Other times, two groups may feel like ‘I have nothing in common with that group, they just don’t get us.’ And then you listen, you realize there’s actually commonalities, there’s themes that emerge. Sense-making is this ability to discover the themes that connect stories and lift those connected stories up so you can see the patterns. That’s another really powerful capability that we’ve developed technology to enable.
Can you share an example of a workplace- or business-related conversation prompt?
Let me give you an example, which is timely. The workplace is where I work on the faculty at MIT. You might have heard that MIT and some other college campuses are experiencing extraordinary tension in our communities. After the Hamas attack on Israel and the war and everything that has transpired over the last couple of months, we’re having a lot of challenges on campus. So we’ve actually been asked by the president of MIT to bring our tools and methods naturally to our own—it’s both a workplace and it’s also a place to study.
We have not actually used this prompt yet, but I was asked how would we actually approach what’s happening in this moment on campus? The sample prompt that we wrote just as an example, is the following. Imagine you’re a student, staff member, or a faculty member and you’re in a private but recorded conversation where you’ve given permission to record, but you’ll decide which parts can be heard further.
The facilitator turns to the group and says, ‘When you reflect on the current turmoil in the world, what is a hope or concern you have about our community’s future and your place in that future? And what is an experience you’ve had related to this hope or concern?’
So it’s connected to the turmoil in the world, however you might interpret that. Many people today if asked this question at MIT, naturally their mind will go to the Middle East. But we’re not asking you for an opinion about the Middle East or about that turmoil. We’re asking you about hope or concern. So if you’re feeling hopeful, if you’ve seen some positivity, you can name that. If it’s a concern, you can name that. But then really the meat of what we’re hoping will surface is that you then share an experience that brings you to that hope or that concern.

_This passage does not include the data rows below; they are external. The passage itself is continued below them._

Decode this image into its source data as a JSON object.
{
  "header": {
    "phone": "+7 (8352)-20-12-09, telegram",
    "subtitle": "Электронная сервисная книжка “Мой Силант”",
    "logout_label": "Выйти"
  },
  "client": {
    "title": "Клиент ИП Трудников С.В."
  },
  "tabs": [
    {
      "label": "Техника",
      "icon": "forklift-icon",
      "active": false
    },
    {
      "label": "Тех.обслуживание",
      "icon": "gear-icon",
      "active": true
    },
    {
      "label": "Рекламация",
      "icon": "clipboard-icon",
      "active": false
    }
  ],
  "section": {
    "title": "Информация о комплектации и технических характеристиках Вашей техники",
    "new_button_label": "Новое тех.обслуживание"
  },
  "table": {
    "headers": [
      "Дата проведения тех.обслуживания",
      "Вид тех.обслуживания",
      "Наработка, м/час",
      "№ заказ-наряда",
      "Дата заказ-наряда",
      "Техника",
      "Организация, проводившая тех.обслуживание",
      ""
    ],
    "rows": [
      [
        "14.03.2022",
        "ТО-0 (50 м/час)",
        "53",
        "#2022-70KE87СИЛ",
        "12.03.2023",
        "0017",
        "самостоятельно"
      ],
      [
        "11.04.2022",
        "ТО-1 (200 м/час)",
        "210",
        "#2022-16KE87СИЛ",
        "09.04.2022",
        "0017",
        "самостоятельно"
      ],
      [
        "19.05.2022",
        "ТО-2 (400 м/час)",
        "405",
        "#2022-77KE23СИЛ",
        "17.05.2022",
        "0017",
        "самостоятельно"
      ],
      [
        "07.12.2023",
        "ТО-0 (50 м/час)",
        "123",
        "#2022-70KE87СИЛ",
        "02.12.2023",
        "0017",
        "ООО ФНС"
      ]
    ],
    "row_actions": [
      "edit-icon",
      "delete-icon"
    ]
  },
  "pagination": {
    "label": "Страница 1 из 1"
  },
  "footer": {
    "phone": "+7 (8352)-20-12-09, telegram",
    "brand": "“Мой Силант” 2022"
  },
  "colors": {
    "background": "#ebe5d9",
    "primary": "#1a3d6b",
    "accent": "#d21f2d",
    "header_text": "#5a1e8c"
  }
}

By the way, this is a conversation. There are others in the room and they’re invited to actually, if they wish, respond after they hear. These groups are small. Four to six people is a sweet spot. It can be a little larger, could be eight people. Others will respond and they will think of an experience they had. So there are themes that emerge even in these small groups, even before you get to connecting the dots across conversations.
Read the full transcript of our conversation for more details from Roy about how to think about the risks of initiating discussions in charged environments, how to use small group conversations as an alternative to big organizational town-hall meetings, and the leadership style that such an approach requires.